= Data =
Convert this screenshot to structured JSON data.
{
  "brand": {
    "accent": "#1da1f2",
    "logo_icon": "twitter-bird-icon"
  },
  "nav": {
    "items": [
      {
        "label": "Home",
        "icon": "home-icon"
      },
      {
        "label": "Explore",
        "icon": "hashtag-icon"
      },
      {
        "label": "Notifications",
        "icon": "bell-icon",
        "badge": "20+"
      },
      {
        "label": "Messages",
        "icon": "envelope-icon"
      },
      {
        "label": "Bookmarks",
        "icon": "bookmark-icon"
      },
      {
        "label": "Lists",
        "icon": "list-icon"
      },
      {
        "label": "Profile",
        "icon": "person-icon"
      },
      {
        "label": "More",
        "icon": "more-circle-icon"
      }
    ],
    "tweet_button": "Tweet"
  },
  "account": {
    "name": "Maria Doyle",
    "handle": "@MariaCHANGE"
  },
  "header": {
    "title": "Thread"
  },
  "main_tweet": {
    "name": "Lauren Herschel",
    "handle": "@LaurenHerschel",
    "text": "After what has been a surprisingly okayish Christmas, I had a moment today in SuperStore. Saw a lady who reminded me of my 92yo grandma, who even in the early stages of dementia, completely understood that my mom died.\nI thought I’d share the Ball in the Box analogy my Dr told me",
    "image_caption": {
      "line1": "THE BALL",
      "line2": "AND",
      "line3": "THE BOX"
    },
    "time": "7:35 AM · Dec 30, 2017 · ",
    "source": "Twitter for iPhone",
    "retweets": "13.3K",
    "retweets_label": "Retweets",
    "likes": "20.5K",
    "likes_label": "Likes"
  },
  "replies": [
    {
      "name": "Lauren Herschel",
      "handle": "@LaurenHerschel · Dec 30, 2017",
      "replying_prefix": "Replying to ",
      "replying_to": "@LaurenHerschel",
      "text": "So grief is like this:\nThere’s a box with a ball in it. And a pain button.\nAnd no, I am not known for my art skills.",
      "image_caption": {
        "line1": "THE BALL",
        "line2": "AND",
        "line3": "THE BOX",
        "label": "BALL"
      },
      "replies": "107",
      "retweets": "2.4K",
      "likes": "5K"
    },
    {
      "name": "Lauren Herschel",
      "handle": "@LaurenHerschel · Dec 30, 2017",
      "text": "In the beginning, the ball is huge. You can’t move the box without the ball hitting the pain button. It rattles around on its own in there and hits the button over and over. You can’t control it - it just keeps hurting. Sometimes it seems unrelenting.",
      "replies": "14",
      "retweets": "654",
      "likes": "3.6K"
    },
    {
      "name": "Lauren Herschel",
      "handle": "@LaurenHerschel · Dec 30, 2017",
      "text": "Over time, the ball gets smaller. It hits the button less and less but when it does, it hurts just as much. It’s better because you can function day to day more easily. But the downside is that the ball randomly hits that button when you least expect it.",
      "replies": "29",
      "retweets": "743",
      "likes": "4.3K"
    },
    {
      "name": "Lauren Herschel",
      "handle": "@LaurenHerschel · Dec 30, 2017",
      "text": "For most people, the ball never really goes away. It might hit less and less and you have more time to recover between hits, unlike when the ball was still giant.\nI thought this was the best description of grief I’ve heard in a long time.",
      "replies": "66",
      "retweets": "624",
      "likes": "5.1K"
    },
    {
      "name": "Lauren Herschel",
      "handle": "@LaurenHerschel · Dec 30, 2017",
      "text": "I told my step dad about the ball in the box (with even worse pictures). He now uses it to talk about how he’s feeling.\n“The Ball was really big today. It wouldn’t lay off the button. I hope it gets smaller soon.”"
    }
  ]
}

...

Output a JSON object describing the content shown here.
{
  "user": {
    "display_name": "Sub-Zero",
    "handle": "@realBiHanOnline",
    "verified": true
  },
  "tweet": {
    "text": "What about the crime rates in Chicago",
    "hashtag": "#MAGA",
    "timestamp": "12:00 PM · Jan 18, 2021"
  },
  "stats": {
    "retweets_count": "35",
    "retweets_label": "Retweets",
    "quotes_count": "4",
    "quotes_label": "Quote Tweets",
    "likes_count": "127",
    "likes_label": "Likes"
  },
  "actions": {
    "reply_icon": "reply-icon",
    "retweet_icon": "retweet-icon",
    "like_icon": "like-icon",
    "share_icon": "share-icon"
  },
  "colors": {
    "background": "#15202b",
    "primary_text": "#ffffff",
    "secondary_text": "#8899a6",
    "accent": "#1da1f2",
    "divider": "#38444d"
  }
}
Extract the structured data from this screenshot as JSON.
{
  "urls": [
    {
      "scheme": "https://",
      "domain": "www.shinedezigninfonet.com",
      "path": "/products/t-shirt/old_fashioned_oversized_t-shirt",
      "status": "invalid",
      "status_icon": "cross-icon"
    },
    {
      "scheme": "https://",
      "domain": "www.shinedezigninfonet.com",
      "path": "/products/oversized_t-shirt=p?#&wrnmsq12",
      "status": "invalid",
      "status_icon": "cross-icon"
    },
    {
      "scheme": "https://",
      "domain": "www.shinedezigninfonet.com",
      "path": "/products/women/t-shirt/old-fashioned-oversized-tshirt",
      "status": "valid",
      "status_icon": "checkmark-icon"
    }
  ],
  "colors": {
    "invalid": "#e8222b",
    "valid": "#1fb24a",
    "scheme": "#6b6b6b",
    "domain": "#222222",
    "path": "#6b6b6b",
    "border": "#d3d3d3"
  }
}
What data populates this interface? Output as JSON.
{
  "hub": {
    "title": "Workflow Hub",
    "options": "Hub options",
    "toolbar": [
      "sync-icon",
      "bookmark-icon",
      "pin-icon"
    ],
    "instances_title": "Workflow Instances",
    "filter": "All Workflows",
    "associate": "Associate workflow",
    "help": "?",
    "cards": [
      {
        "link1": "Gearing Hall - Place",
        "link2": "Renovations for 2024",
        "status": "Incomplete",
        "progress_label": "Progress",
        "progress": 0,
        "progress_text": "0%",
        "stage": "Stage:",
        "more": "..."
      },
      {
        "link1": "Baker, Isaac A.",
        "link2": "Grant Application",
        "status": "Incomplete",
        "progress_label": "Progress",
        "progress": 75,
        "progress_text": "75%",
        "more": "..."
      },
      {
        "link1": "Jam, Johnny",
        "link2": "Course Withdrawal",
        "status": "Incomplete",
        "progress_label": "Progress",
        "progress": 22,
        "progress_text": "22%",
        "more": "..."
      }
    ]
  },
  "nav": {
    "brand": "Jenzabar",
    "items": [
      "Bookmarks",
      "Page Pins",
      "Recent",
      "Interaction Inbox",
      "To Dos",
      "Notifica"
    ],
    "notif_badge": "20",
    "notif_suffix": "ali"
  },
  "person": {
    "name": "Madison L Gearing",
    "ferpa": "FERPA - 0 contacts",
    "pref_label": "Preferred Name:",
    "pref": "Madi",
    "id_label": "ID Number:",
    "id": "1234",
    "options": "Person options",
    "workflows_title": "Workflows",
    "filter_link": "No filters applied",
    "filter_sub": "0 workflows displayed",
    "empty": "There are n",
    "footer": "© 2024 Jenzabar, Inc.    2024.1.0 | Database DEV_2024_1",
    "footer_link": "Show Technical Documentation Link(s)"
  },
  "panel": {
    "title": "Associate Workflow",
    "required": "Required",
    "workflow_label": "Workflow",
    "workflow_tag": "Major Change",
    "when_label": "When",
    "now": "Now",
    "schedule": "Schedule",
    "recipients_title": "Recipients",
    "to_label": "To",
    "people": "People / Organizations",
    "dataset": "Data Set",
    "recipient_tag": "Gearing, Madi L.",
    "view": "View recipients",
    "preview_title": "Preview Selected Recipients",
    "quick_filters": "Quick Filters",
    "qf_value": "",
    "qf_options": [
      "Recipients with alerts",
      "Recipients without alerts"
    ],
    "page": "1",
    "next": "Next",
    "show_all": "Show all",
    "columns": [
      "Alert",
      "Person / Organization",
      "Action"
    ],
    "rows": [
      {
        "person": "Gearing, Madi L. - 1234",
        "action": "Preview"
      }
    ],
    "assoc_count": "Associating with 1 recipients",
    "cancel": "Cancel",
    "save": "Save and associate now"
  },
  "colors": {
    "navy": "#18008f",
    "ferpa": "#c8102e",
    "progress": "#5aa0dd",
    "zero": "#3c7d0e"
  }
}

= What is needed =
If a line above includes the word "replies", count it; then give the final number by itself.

= Answer to this exercise =
5